**WHAT THIS TASK INVOLVES:** Would you repeat all the lines below, exactly as they stand?

**RECORDS PROVIDED:**
Content starts
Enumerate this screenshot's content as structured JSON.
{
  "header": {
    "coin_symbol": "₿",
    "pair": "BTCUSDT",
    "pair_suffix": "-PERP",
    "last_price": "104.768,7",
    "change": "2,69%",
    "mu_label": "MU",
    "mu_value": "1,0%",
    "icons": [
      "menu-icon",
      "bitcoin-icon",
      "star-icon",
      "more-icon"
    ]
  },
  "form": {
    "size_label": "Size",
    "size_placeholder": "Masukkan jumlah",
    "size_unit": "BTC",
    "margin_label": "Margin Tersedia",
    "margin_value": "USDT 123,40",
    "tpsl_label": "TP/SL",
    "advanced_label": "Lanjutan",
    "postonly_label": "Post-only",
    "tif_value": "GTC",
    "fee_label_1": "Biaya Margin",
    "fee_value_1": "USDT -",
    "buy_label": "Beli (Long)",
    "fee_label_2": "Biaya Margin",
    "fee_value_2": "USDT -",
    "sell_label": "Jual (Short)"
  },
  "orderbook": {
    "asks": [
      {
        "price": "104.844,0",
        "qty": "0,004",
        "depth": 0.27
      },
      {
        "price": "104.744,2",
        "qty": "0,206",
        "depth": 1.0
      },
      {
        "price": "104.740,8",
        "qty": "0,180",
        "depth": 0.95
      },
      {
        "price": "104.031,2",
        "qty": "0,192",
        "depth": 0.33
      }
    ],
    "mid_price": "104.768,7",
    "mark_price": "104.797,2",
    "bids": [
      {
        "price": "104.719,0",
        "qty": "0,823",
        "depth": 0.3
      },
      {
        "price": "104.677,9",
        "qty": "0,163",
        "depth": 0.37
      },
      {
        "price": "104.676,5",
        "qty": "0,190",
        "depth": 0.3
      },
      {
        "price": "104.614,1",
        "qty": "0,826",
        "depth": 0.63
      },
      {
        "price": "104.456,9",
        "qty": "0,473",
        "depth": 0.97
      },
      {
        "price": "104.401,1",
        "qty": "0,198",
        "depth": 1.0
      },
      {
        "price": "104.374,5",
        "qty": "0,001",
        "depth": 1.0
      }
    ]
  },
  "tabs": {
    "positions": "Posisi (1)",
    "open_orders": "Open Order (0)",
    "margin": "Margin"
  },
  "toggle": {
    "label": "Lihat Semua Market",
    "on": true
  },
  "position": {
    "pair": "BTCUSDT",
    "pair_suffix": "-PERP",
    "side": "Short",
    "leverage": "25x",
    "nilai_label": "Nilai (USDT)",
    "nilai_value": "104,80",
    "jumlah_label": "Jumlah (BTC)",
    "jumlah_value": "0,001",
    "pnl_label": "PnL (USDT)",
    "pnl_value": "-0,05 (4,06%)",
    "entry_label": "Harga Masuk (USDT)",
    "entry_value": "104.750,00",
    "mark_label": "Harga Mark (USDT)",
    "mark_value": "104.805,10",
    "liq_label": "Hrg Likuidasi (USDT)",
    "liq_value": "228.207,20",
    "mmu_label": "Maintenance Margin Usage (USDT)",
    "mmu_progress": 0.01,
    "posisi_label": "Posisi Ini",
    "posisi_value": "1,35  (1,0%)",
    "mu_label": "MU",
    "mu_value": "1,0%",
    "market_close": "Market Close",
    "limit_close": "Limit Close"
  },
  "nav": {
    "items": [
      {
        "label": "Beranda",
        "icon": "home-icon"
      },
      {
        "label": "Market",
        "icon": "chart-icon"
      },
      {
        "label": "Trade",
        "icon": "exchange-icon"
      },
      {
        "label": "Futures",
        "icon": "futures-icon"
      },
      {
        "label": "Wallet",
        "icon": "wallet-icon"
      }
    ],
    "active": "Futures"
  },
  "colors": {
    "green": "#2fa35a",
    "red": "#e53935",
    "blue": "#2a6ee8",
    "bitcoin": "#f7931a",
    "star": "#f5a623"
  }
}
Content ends
**ANSWER TO THIS TASK:**
Enumerate this screenshot's content as structured JSON.
{
  "header": {
    "coin_symbol": "₿",
    "pair": "BTCUSDT",
    "pair_suffix": "-PERP",
    "last_price": "104.768,7",
    "change": "2,69%",
    "mu_label": "MU",
    "mu_value": "1,0%",
    "icons": [
      "menu-icon",
      "bitcoin-icon",
      "star-icon",
      "more-icon"
    ]
  },
  "form": {
    "size_label": "Size",
    "size_placeholder": "Masukkan jumlah",
    "size_unit": "BTC",
    "margin_label": "Margin Tersedia",
    "margin_value": "USDT 123,40",
    "tpsl_label": "TP/SL",
    "advanced_label": "Lanjutan",
    "postonly_label": "Post-only",
    "tif_value": "GTC",
    "fee_label_1": "Biaya Margin",
    "fee_value_1": "USDT -",
    "buy_label": "Beli (Long)",
    "fee_label_2": "Biaya Margin",
    "fee_value_2": "USDT -",
    "sell_label": "Jual (Short)"
  },
  "orderbook": {
    "asks": [
      {
        "price": "104.844,0",
        "qty": "0,004",
        "depth": 0.27
      },
      {
        "price": "104.744,2",
        "qty": "0,206",
        "depth": 1.0
      },
      {
        "price": "104.740,8",
        "qty": "0,180",
        "depth": 0.95
      },
      {
        "price": "104.031,2",
        "qty": "0,192",
        "depth": 0.33
      }
    ],
    "mid_price": "104.768,7",
    "mark_price": "104.797,2",
    "bids": [
      {
        "price": "104.719,0",
        "qty": "0,823",
        "depth": 0.3
      },
      {
        "price": "104.677,9",
        "qty": "0,163",
        "depth": 0.37
      },
      {
        "price": "104.676,5",
        "qty": "0,190",
        "depth": 0.3
      },
      {
        "price": "104.614,1",
        "qty": "0,826",
        "depth": 0.63
      },
      {
        "price": "104.456,9",
        "qty": "0,473",
        "depth": 0.97
      },
      {
        "price": "104.401,1",
        "qty": "0,198",
        "depth": 1.0
      },
      {
        "price": "104.374,5",
        "qty": "0,001",
        "depth": 1.0
      }
    ]
  },
  "tabs": {
    "positions": "Posisi (1)",
    "open_orders": "Open Order (0)",
    "margin": "Margin"
  },
  "toggle": {
    "label": "Lihat Semua Market",
    "on": true
  },
  "position": {
    "pair": "BTCUSDT",
    "pair_suffix": "-PERP",
    "side": "Short",
    "leverage": "25x",
    "nilai_label": "Nilai (USDT)",
    "nilai_value": "104,80",
    "jumlah_label": "Jumlah (BTC)",
    "jumlah_value": "0,001",
    "pnl_label": "PnL (USDT)",
    "pnl_value": "-0,05 (4,06%)",
    "entry_label": "Harga Masuk (USDT)",
    "entry_value": "104.750,00",
    "mark_label": "Harga Mark (USDT)",
    "mark_value": "104.805,10",
    "liq_label": "Hrg Likuidasi (USDT)",
    "liq_value": "228.207,20",
    "mmu_label": "Maintenance Margin Usage (USDT)",
    "mmu_progress": 0.01,
    "posisi_label": "Posisi Ini",
    "posisi_value": "1,35  (1,0%)",
    "mu_label": "MU",
    "mu_value": "1,0%",
    "market_close": "Market Close",
    "limit_close": "Limit Close"
  },
  "nav": {
    "items": [
      {
        "label": "Beranda",
        "icon": "home-icon"
      },
      {
        "label": "Market",
        "icon": "chart-icon"
      },
      {
        "label": "Trade",
        "icon": "exchange-icon"
      },
      {
        "label": "Futures",
        "icon": "futures-icon"
      },
      {
        "label": "Wallet",
        "icon": "wallet-icon"
      }
    ],
    "active": "Futures"
  },
  "colors": {
    "green": "#2fa35a",
    "red": "#e53935",
    "blue": "#2a6ee8",
    "bitcoin": "#f7931a",
    "star": "#f5a623"
  }
}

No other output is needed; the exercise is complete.